All of this sensationalized fiction is informed by the cowardice, crippling ignorance and endless need for scapegoating and witch-hunting that the empty promises of puritanical religion instill, but underneath all of the hysteria is the core of the mystery explored in the Templar series- a search for a lost revelation, or more specifically a search for traces of a people who held that lost revelation.
We saw that in the Da Vinci Code/Last Templar romanticism of the last decade and it seems that the Templars themselves were gripped by a similar romanticism for the ancient Phoenicians. Lovecraft used the pagan revanchism trope so popular in the pulps of the day to express his deeply-held racist and racialist beliefs, which ironically makes him no different than many of today's Evangelicals.†
Which is Phoenician and which is Norman?
So as I get ready to wrap things up here and put Secret Sun Mark I to bed, what is the takeaway of all of this? What application does this have, past the ever-growing private database of weirdness and wonder that I call The Information?
Well, it does adjust my sense of identity. I know now why I've always felt like a space alien around that tribe people call "WASPs". I no longer need to see myself as a product of yesterday's America- of people who've never accepted me.
More importantly, the issues with my paternal grandmother explain a lot of family drama and might go a long way in contributing to the healing processes with some of the scars she left in her wake. Her life was troubled and unhappy and if I'm right, I'll be able to explain exactly why.
But all of this helps to confirm the guiding principle of my work in the most intimate way. That people construct false identities-- just as cultures construct false historical narratives-- for reasons that usually have to do with social pressures and then begin to believe those myths. And worse, pass them down to their children. But calling them myths does mythology a disservice- they're lies and they do harm.
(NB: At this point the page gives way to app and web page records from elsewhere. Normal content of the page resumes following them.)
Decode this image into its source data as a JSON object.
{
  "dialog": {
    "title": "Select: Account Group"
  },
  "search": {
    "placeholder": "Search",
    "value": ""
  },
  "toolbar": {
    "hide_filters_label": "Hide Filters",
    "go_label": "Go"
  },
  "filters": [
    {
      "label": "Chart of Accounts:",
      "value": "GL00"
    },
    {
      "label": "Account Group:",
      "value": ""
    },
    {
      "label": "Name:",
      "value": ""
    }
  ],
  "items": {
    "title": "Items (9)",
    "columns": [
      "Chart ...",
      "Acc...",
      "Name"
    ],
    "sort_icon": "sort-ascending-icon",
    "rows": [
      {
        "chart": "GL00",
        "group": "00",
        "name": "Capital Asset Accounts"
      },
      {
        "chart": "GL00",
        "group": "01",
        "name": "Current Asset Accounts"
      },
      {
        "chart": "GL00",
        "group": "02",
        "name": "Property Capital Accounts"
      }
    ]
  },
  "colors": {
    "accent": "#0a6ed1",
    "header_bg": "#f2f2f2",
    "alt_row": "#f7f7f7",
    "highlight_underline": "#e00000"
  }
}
And again, I begin to wonder if I am following my own internal directives or playing out a script written for me and encoded into my genes long before I was born. I've always seen DNA as much more than we're supposed to- I see it as an operating program with capabilities perhaps beyond physical reality. I see it as a database that we have yet to learn how to access.
The first step in accessing that database-- for you and I, that is-- might be through reverse-engineering the code by following its fingerprints on your own life.
†The truth is that while Evangelicals pissed their pants worrrying about pagans and New Agers, the real threat is their children are not leaving the churches for covens, they are leaving the churches in droves for the cold comforts of atheism and agnosticism. Most of these will be out of the reach of preacherly persuasion forever. (Predominantly Scots Irish) Evangelicals once pointed to mainline Protestant churches, with their greying heads and empty pews and crowed in triumph, not realizing they were really looking into their own future.